Making a case for a RoI
In this blog article, Simon Cornwell, co-founder of Vermilion Software, explains why asset managers should involve their vendor in the process of making their internal business case.
When Operations, Client Services or the IT department are driving forward a procurement process within an asset management firm, one three-letter acronym is almost certain to crop up early in the discussions: RoI. Actually proving that a certain Return on Investment will be derived from any system selection process is often, however, rather difficult to ascertain.
Asset managers always need to make the case internally for a new (or different) client reporting system, but they rarely have the actual data to substantiate their claims. Obtaining these metrics can be problematic for a number of reasons, not least of which is that the metrics need to be predictive to be of any real value. Does the reporting vendor, however, have enough insight into the client’s business and how it is run financially in order to assist in the process of building the business case – including the Return on Investment?
There are multiple issues associated with delivering a RoI for a software system. For a global asset manager, requirements might include a good understanding of:
- all the divisions of the business that will use the system and how the internal charge-backs work;
- the costs associated with ‘switching off’ the current reporting system and ‘switching on’ the new one;
- the staff costs. The vendor would need to understand the role of the current staff in the Source Operating Model (what they use now) and the Target Operating Model (what they will use). They also need to determine how easy it would be to ‘repurpose’ certain staff for more productive activities.
If you think you can trust your vendor to provide a reliable software system, why not trust them to help you make your business case?
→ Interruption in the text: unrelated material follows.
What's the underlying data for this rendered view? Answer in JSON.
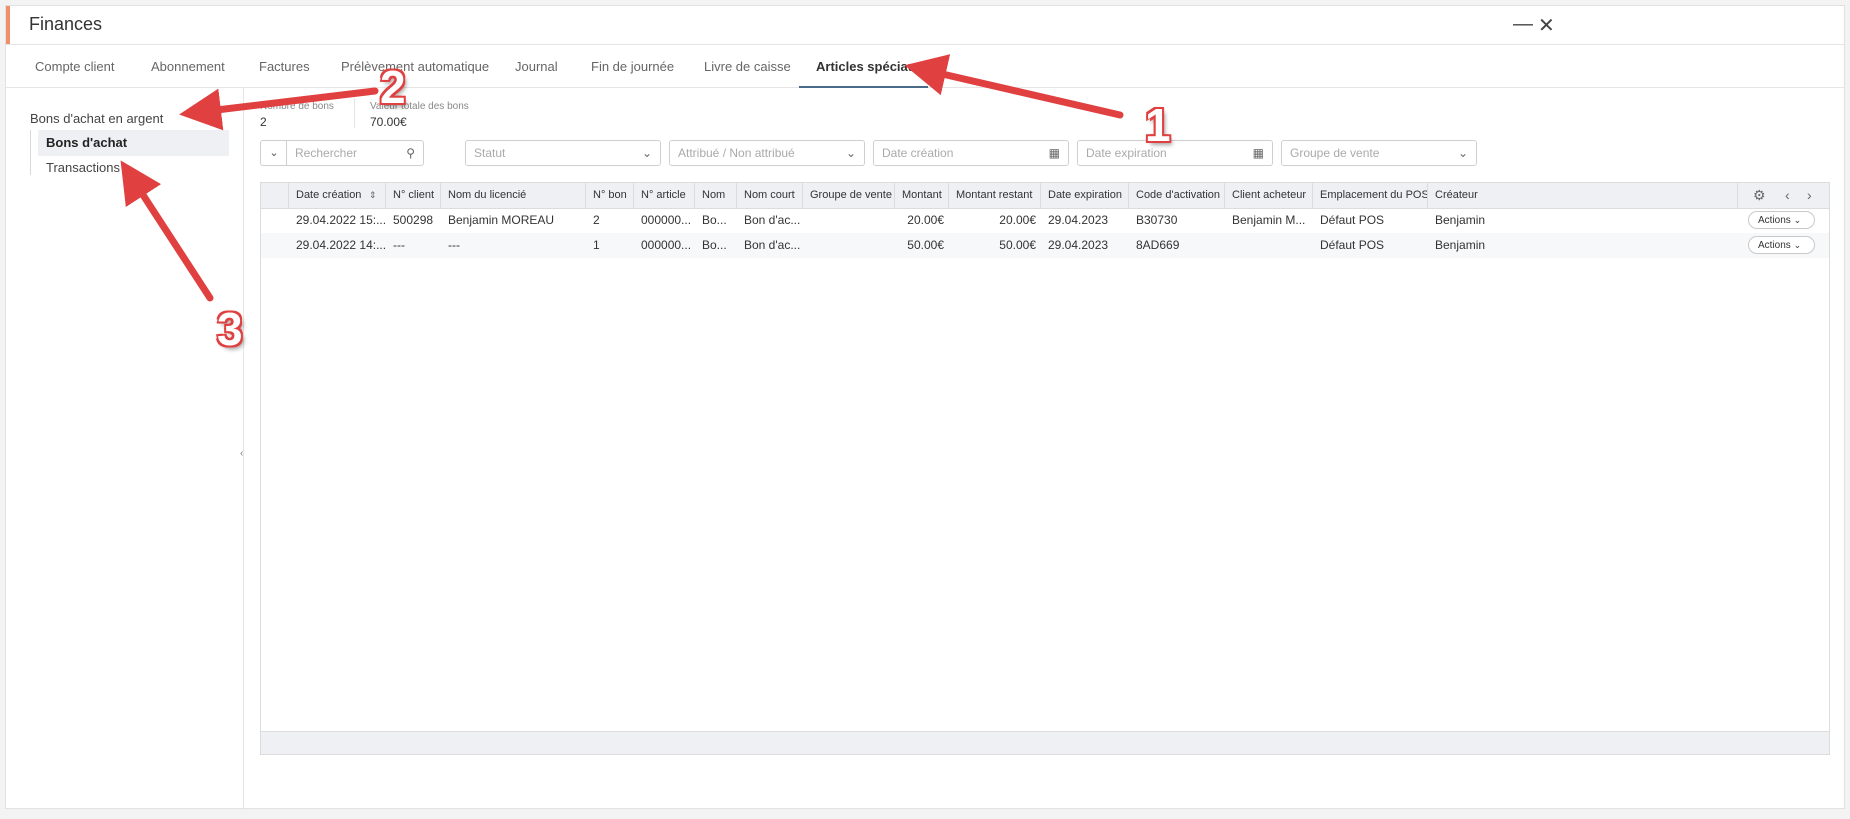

It will involve an investment in time and the sharing of some sensitive information, but the payback will involve a more accurate picture of the Target Operating Model and hopefully shorten your procurement process.